  10. In the spirit of frankness, I'll admit that it took me a while to pick this one up. I'd seen The Midnight Library by Matt Haig on pretty much every 2020 list imaginable. The sales were through the roof, the 5-star reviews stacking up, and still I dragged my feet. What was the appeal of a story about a suicidal woman experiencing all the lives she didn't live? It didn't exactly sound like a crowd-pleaser to me. But eventually, I couldn't stand the suspense. I checked out the audiobook, cleared my weekend schedule. And was blown away. This story is an emotional, brilliant, heartwa
  11. It seems I'm with the consensus here. This video offers some solid, some not-so-solid advice. I agree with writing the rough draft fast (although one page a day? Seems too modest of a goal IMO) and getting to the end before tinkering. I can't count the number of writers I've seen take 2, 5, even 10 years to get to the end of their novel, always jumping back to re-tread ground they've already covered so they can do it "better" (despite the fact that there's no way to fix a story until you understand how it ends). I appreciate the idea of minimizing the giant into the tolerable, both in ter

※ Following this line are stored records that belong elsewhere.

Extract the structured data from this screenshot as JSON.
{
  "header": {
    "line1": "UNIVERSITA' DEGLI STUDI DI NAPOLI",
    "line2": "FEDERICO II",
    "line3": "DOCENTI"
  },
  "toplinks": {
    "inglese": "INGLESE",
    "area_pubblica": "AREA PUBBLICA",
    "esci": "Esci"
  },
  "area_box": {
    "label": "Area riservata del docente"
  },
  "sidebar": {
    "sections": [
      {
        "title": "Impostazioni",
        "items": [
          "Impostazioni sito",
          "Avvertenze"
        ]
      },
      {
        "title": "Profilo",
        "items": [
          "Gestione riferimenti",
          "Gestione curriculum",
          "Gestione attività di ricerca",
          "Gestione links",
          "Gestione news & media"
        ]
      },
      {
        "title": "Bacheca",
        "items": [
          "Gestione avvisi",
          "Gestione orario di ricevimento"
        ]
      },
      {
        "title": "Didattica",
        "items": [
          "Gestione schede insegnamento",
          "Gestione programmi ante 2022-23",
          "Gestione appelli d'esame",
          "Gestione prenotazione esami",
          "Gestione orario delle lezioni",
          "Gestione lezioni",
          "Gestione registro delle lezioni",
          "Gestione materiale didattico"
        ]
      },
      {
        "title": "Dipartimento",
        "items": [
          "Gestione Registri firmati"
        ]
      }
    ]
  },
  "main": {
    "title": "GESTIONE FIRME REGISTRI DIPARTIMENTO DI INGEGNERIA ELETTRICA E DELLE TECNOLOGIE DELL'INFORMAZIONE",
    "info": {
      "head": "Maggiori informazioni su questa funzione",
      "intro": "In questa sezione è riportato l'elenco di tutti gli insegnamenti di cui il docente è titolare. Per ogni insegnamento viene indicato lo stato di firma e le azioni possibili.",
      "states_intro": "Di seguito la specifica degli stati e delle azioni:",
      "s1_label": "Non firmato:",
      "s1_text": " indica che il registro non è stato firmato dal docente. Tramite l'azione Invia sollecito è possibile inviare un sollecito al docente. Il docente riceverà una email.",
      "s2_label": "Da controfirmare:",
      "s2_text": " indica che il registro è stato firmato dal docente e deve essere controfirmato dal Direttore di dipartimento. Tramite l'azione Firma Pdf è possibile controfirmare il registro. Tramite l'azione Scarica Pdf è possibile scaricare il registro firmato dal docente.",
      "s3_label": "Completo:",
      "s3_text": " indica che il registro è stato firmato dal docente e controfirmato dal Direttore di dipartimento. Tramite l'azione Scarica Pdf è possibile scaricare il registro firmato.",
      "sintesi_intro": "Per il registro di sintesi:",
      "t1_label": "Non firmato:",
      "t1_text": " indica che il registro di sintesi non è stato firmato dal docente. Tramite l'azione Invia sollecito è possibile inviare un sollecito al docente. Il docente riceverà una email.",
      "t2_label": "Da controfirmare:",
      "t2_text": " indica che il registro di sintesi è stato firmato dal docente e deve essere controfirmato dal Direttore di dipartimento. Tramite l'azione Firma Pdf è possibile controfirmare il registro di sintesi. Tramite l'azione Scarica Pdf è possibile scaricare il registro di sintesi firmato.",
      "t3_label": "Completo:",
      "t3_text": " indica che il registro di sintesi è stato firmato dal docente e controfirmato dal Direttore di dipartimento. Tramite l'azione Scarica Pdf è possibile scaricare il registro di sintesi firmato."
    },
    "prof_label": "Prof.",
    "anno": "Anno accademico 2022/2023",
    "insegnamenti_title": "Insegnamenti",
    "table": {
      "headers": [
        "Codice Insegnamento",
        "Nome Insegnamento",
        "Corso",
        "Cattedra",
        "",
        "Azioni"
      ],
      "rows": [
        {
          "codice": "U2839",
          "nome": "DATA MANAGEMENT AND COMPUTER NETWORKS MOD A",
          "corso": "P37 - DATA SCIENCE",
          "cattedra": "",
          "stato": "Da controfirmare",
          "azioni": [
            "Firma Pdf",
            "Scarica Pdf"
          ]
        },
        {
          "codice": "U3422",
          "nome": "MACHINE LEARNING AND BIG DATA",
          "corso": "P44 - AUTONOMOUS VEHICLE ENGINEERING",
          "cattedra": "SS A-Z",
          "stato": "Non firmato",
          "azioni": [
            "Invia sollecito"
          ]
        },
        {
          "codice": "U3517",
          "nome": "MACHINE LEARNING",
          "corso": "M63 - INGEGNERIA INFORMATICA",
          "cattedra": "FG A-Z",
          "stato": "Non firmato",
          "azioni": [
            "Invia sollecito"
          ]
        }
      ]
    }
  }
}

  12. Like everyone above, I think there's something to be said for these tips. Basically, it boils down to writing in the clearest, most energetic way possible. There's a temptation among writers to lean into the "artistry" of writing in ways that detract from the story, which is never a good idea. Pretty prose can be a plus, but story is king, and aiming to convey that story in the most straightforward manner possible can help new writers get out of their own way. However, I'm not sure I'd use this video as any kind of training tool. I think it's "rules" aren't great as a foundation and shoul
  13. Sweet is in the title! In the past year there has been an enormous call for escapist, feel-good fiction. Is anyone surprised? Whatever one's background or inclination, 2020 was quite the ride. I think we all found ourselves looking for worlds and stories that would allow us to just get away, and this universal craving has, unsurprisingly, affected the market. Agents and publishing houses everywhere are hunting for exactly this: cheerful stories, with just enough substance to avoid outright frivolity, that encourage readers to forget their worries for 300+ pages. Are you looking to ca
  14. Is there a more classic story than man vs. nature? Yes, I admit, I caved to the hype and read (or rather listened to) Midnight Sun, the latest installment of the guilty-pleasure franchise that is Twilight. I'll also admit that I was one of the millions of teenage girls who read the original quadrilogy under the table during math class, breathlessly wondering whether Bella would end up with Edward or Jacob (the vampire and werewolf, respectively, for those who didn't partake in this pop culture juggernaut). At the time I was young, lonely, and as ill-fitting in teenage society as any book
  15. Writing a series is serious business! If you're a fantasy or science fiction fan, then few things are more classic than the trilogy arc. Dating back to Lord of the Rings (probably even long before that), there's something about the three-book structure that calls to the human subconscious. We like stories that break into three parts, that travel from humble beginnings to epic middle to explosive end, especially in genre fiction. And I've seen few modern trilogies as successful at this arc than Pierce Brown's Red Rising series. [SPOILERS AHEAD] Red Rising starts, as many boo
  • Create New...